Campolo says that so far, Pill’s decision to remain behind the veil has been successful. Their music remains at the forefront, while prospective bookers (and reporters) interested in reaching Pill have to go through Dull Tools in order to establish contact, effectively making the label their middleman. For Campolo, the lack of social-media-fueled distraction keeps the focus where it should be.
“People in New York get really excited about music and they don’t even care what the band is called. If you’re at a show and you’re screaming to your friend, ‘Who the fuck is this band?’ — that’s a great thing,” he says. “You don’t need to check out all their bullshit social media beforehand and make quick judgment calls. All of that distracts from what it really is — which is the fucking song.”
Pill have been together for just over a year, but already, they’ve exhibited considerable moxie — witness a tireless performance schedule that has them bouncing back and forth between Brooklyn and Manhattan. Their live shows are a tandem assault: singer Veronica Torres’s seething delivery, Ben Jaffe’s blaring saxophone lead. On March 17, Pill released a self-titled debut EP whose five brooding tracks show great promise for the young band.

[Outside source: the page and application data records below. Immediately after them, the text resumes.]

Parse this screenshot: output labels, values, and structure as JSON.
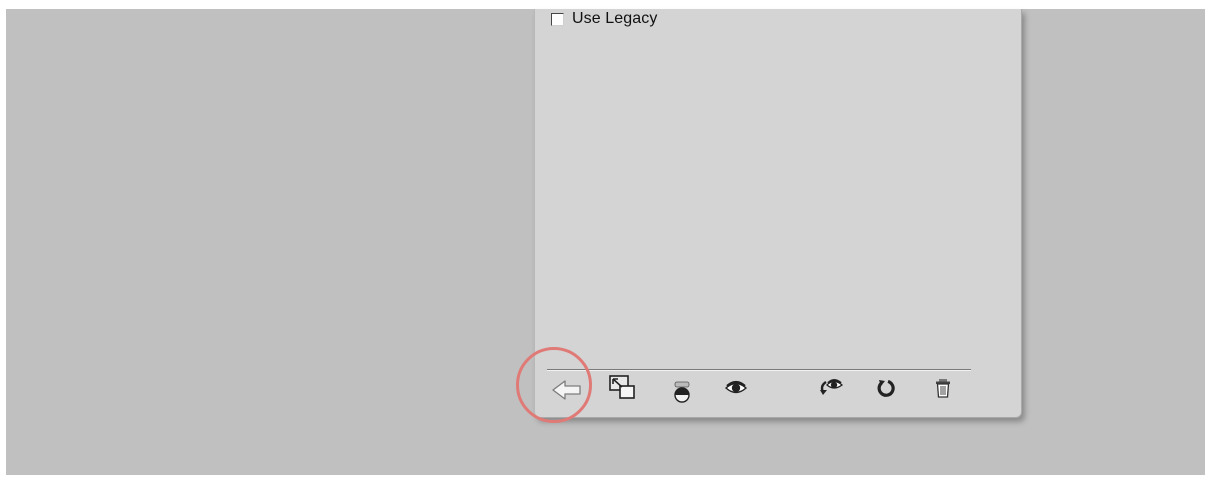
{
  "panel": {
    "legacy_checkbox": {
      "label": "Use Legacy",
      "checked": false
    }
  },
  "toolbar": {
    "buttons": [
      {
        "name": "return-to-adjustment-list-button",
        "icon": "left-arrow-icon"
      },
      {
        "name": "expand-view-button",
        "icon": "expand-view-icon"
      },
      {
        "name": "clip-to-layer-button",
        "icon": "clip-to-layer-icon"
      },
      {
        "name": "toggle-visibility-button",
        "icon": "eye-icon"
      },
      {
        "name": "view-previous-state-button",
        "icon": "previous-state-eye-icon"
      },
      {
        "name": "reset-button",
        "icon": "reset-icon"
      },
      {
        "name": "delete-button",
        "icon": "trash-icon"
      }
    ]
  },
  "annotation": {
    "highlight_color": "#e07a76"
  },
  "colors": {
    "background": "#c0c0c0",
    "panel": "#d4d4d4"
  }
}
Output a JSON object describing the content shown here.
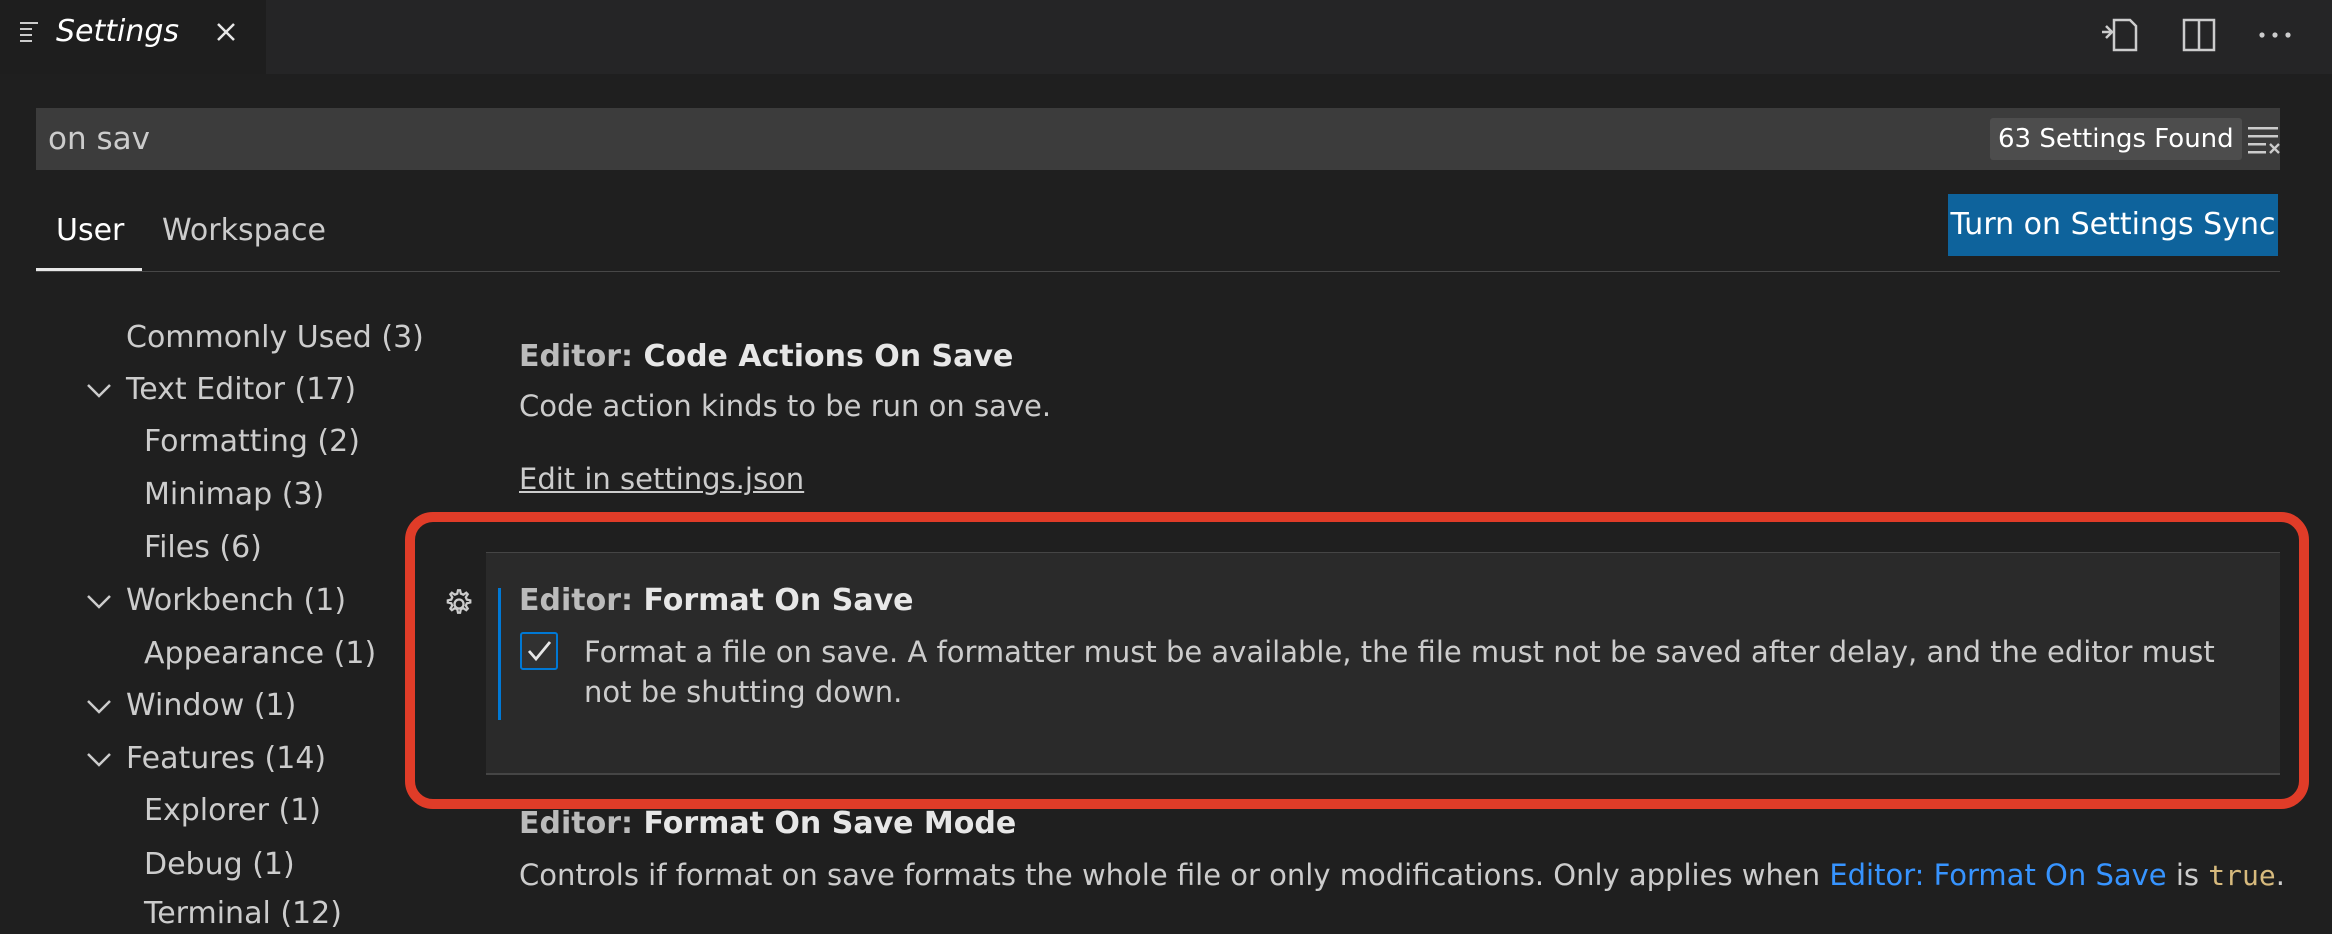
{
  "tab": {
    "title": "Settings"
  },
  "search": {
    "value": "on sav",
    "result_count": "63 Settings Found"
  },
  "scopes": {
    "user": "User",
    "workspace": "Workspace"
  },
  "sync_button": "Turn on Settings Sync",
  "toc": [
    {
      "label": "Commonly Used (3)"
    },
    {
      "label": "Text Editor (17)"
    },
    {
      "label": "Formatting (2)"
    },
    {
      "label": "Minimap (3)"
    },
    {
      "label": "Files (6)"
    },
    {
      "label": "Workbench (1)"
    },
    {
      "label": "Appearance (1)"
    },
    {
      "label": "Window (1)"
    },
    {
      "label": "Features (14)"
    },
    {
      "label": "Explorer (1)"
    },
    {
      "label": "Debug (1)"
    },
    {
      "label": "Terminal (12)"
    }
  ],
  "settings": [
    {
      "category": "Editor: ",
      "name": "Code Actions On Save",
      "description": "Code action kinds to be run on save.",
      "link": "Edit in settings.json"
    },
    {
      "category": "Editor: ",
      "name": "Format On Save",
      "description": "Format a file on save. A formatter must be available, the file must not be saved after delay, and the editor must not be shutting down.",
      "checked": true
    },
    {
      "category": "Editor: ",
      "name": "Format On Save Mode",
      "description_prefix": "Controls if format on save formats the whole file or only modifications. Only applies when ",
      "description_link": "Editor: Format On Save",
      "description_mid": " is ",
      "description_code": "true",
      "description_suffix": "."
    }
  ],
  "colors": {
    "accent": "#0078d4",
    "sync_button": "#0e639c",
    "highlight": "#e03c28",
    "link": "#3794ff"
  }
}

Torres’s twisted tales, like in “Hotline” (“Oh, you wanna touch me where?/No, I’m younger than that/How old do you think I am?”) or her take on the adult entertainment industry, “Misty Eyed Porno Reader” (“Are you keeping my feelings and my body safe?/I think this is an opportunity for you to learn to be more flexible”), serve as standout tracks.
The lyrics for each song are posted alongside the music on Pill’s Bandcamp page. Campolo loves this, as he believes the lyrics are what deserve the most attention. “I’m so glad the label included the lyrics online, because they’re so much like a forefront of the music,” he says. “I feel like the instrumentation is really just planning those lines.”
On September 2, Pill will embark on their first-ever tour — titled Go Girl, For World Peace! — hitting major cities between New York and Atlanta. Upon their return home at the end of the month, Campolo notes they’ll have about six shows a month planned until December’s short East Coast tour supporting Parquet Courts.
Pill caught the attention of Chris Pickering, who co-operates Dull Tools with Andrew Savage of Parquet Courts, after playing a rampage of shows earlier this year. They were quickly signed to the local underground label. “We ended up playing three shows in the course of one week and Chris was at every one of them and he finally just said, ‘That’s it. Do you guys have music recorded? We need to put it out as soon as possible,’ ” recalls Campolo.
In between their upcoming string of shows, Pill will be in the studio for the remainder of the year working on the tracks that will form their debut LP. Campolo isn’t interested in divulging too much information on the process, opting instead to remain consistent in letting the music and concerts do all the talking for Pill.
“This is a band that was born out of just playing and not even necessarily talking about anything really. Just sort of a shut up and play mentality,” he says. “That’s sort of the manifesto of it, and we’re going to keep it that way.”
This article from the Village Voice Archive was posted on September 1, 2015